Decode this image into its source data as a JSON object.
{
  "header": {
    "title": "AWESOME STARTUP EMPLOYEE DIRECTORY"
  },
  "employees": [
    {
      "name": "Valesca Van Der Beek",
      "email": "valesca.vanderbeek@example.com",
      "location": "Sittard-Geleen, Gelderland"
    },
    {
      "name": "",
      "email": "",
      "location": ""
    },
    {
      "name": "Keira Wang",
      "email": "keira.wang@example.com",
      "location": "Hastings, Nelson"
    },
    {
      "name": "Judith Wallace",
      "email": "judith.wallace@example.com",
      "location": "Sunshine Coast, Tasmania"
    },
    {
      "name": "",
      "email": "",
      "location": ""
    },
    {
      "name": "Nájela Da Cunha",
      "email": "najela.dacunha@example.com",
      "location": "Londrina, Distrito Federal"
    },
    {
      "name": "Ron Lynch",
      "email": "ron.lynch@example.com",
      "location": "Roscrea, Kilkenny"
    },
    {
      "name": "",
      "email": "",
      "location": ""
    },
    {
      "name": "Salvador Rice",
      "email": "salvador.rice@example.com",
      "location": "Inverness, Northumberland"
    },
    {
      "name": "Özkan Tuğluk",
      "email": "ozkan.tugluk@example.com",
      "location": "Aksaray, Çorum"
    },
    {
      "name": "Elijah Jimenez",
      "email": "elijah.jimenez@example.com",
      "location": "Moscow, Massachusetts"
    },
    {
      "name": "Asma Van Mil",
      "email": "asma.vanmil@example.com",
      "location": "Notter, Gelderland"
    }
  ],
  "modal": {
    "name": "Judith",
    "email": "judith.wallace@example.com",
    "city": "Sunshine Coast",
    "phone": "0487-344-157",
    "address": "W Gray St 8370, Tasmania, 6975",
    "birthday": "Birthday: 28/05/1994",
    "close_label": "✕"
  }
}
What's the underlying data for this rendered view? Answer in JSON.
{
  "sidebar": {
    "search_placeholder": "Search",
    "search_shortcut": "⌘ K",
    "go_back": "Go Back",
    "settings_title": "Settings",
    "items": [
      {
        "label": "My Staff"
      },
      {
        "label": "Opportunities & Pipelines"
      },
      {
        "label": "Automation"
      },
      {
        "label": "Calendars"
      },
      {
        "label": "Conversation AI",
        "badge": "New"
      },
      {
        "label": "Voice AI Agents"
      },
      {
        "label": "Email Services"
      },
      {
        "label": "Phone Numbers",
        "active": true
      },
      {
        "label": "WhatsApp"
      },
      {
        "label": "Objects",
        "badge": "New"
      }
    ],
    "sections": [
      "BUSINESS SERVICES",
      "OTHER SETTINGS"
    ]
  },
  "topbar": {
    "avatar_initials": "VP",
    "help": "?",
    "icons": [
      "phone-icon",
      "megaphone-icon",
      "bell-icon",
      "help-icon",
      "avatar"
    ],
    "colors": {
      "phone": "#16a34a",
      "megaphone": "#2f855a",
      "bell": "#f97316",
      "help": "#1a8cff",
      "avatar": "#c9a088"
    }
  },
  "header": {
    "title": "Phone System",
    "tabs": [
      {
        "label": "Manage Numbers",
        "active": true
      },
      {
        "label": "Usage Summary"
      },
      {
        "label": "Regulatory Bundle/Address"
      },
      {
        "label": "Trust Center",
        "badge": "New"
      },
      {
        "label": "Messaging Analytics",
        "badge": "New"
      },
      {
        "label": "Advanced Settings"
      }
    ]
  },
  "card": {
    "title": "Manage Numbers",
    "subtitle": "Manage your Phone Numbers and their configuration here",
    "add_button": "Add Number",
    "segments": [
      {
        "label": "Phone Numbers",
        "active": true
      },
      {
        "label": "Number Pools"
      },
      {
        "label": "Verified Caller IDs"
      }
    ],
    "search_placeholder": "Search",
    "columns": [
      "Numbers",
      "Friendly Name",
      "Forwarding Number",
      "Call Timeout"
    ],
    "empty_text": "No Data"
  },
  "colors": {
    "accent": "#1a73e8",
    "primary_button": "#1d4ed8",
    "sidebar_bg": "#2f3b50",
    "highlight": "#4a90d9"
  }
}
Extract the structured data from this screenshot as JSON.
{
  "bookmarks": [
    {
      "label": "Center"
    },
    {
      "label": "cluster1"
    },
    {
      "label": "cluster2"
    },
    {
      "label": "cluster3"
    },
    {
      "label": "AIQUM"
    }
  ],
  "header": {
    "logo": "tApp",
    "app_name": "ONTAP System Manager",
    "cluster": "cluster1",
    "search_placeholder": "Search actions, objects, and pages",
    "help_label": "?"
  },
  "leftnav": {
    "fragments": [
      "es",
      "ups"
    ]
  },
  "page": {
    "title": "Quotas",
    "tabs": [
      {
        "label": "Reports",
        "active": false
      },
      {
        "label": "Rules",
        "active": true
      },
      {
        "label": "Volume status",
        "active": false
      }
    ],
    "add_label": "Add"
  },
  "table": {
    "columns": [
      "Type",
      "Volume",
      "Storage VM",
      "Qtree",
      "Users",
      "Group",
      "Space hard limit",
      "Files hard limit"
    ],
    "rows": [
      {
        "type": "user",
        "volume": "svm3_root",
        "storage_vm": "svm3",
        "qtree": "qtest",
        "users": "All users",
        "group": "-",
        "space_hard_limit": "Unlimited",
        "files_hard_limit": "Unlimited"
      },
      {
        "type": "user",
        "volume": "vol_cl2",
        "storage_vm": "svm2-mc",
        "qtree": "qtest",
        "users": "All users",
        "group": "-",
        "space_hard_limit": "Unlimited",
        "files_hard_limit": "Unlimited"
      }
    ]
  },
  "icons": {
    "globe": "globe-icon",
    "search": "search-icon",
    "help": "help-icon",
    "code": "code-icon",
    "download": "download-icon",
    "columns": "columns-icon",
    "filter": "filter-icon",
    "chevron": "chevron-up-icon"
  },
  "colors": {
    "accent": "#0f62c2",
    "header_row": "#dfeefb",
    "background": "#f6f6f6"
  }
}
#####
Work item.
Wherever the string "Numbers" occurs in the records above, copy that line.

Answer box.
        "label": "Phone Numbers",
        "label": "Manage Numbers",
    "title": "Manage Numbers",
    "subtitle": "Manage your Phone Numbers and their configuration here",
        "label": "Phone Numbers",
      "Numbers",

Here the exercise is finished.